It’s been a long while since we looked at Champagne, and with the sun promising to show its face and Wimbledon on its way, I thought the column should sparkle a wee bit. Champers has long been associated with Royalty and high society but it’s also for the great unwashed like me and dare I say you – but do beware because there’s an awful lot of duds out there in the world of fizz.

Champagne has become a term that people use when drinking any fizz, a bit like when we are going to hoover but we use a Shark or a Dyson. but it really is fur coat and no knickers to do that. There are some cracking champagnes for under £20 but there are also some mind-blowing wines if your wallet stretches a trifle.

Champagne’s main problem isn’t the price, though – it’s that it’s a bit over-complicated.

Personally I prefer the dry styles produced as non-vintage wines because the winemaker is able to adapt the blend from a number of different years to produce a consistently reliable wine. That said, some of the vintage wines can be corkers if you’re prepared to shell out a bit for them.

Prestige cuvees form the backbone of the industry and they tend to be blends of red and white grapes, but a style I’ve grown quite attached to of late are the Blanc de Blancs, which are produced entirely from the whites and retain a tad more bite and crispness to the palate. Blanc de Noir is made entirely from the red grapes Pinot Meunier and Pinot Noir, but to me they just taste fat and too squidgy to be serious champagnes. Other than rosé Champagnes (which are of course the only thing to drink if romance is in the air), the other main style are the sweet and medium sweet Champagnes, sec and demi sec respectively. But there we go, we’ve mentioned them!

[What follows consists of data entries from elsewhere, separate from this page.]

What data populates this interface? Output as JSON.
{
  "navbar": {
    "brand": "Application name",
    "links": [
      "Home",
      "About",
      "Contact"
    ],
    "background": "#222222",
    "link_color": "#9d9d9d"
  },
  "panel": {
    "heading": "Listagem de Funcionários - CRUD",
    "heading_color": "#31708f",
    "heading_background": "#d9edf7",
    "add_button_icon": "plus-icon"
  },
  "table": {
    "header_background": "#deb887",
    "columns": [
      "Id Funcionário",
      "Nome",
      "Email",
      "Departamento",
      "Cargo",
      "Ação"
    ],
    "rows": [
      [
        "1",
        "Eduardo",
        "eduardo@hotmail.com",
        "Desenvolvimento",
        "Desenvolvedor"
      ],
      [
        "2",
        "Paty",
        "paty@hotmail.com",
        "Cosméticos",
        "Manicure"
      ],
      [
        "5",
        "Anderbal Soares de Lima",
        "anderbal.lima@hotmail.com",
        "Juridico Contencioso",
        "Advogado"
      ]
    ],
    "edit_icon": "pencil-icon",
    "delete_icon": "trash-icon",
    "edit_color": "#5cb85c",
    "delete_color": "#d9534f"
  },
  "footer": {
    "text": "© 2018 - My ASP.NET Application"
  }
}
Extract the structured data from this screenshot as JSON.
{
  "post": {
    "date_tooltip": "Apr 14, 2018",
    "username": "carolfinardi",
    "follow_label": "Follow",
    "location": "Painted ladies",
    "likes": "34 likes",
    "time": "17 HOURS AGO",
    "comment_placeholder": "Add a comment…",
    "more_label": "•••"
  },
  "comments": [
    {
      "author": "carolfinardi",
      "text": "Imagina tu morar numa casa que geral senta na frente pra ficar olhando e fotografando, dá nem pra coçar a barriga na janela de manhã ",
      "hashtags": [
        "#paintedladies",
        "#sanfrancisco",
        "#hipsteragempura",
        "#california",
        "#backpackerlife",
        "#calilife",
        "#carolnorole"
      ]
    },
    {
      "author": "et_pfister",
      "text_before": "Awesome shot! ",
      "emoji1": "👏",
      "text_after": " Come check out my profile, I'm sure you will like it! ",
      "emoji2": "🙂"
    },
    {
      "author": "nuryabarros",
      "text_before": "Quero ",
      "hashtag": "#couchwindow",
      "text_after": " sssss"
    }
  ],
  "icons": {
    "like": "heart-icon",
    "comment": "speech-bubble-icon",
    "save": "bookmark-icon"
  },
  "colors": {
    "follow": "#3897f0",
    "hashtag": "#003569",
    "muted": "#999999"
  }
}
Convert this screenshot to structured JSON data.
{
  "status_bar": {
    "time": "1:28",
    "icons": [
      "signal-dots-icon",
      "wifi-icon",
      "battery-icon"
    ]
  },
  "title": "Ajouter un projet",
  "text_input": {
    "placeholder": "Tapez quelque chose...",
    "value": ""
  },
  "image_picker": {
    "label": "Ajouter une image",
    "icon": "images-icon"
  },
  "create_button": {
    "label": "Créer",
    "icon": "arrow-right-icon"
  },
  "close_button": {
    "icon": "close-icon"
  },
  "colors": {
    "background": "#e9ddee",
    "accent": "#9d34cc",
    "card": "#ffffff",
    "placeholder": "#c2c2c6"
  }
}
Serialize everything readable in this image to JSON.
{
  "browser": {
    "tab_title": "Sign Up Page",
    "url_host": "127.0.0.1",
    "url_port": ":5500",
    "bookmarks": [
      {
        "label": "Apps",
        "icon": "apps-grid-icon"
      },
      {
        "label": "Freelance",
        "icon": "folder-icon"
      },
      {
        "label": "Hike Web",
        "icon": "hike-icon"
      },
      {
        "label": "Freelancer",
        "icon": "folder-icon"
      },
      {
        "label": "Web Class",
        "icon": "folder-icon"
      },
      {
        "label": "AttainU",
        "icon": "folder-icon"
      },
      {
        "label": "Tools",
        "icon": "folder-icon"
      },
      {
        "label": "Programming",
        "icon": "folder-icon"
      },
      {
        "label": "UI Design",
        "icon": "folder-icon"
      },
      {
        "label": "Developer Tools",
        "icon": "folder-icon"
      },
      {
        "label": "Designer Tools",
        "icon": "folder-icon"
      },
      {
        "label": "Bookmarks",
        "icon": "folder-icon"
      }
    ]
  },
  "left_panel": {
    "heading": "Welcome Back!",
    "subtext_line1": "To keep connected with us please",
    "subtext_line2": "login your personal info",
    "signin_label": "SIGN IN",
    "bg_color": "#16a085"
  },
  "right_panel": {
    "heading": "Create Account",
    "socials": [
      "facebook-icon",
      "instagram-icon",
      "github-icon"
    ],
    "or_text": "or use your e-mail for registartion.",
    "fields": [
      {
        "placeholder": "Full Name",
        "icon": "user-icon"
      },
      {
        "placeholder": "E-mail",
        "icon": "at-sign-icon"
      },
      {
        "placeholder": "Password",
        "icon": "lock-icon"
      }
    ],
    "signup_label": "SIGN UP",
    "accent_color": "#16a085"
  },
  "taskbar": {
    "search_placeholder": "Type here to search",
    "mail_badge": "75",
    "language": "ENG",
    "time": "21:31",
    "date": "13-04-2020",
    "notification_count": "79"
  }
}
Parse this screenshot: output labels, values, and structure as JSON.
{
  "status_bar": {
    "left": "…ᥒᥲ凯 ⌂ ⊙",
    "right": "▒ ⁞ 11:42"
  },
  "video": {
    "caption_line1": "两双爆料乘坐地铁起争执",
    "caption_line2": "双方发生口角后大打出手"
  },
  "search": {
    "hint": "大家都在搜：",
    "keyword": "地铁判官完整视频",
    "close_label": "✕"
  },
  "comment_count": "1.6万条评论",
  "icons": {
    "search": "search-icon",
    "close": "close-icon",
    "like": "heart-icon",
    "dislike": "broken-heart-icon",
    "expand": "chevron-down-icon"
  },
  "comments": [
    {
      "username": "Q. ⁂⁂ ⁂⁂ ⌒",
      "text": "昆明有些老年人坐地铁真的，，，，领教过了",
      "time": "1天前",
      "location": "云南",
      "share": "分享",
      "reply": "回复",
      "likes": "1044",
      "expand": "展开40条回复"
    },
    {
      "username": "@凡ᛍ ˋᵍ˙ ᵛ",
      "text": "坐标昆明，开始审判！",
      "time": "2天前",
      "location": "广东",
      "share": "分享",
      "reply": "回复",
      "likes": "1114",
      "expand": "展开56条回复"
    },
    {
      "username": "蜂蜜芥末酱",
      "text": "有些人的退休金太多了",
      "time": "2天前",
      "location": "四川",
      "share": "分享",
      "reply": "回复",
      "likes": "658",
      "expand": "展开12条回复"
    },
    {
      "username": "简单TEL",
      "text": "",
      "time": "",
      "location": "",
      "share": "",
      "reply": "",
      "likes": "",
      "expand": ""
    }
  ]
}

Before I tell you about a massive surprise from one of the budget retailers, let me tell you how I first fell in love with Champagne. I love thrillers, and for years I satiated my appetite on Jack Higgins’ rogue hero Sean Dillon, the colourful Irish-born spy with a penchant for half bottles of Krug non vintage. I had to try it, and while it tends to be on the meatier side of the champagne styles, I loved it. The only problem with Krug is you need to sell your kidney to buy a case but hey ho, the good lord gave us two!

Anyway, if your budget doesn’t run to Krug, Bollinger or la Grande Dame, take a look at the latest rose from Aldi. Pip pip!


Henriot Blanc de Blanc: To describe this as stunningly refreshing wouldn’t be an over-exaggeration. It’s fruity, crisp and wonderfully clean on the palate. Best of all, this one comes with an assortment of Montezuma Truffles so what’s not to like? Richardson’s of Whitehaven £69.

Veuve Monsigny Rosé: I really wanted to hate this as Champagne at a budget price is generally as pleasant as connecting your tongue to electrodes but oh my, was I in for a shock. This multi-award winner has a light raspberry nose with crisp and very defined red berry fruits on the palate, and just wait until you see the price! Aldi £16.99.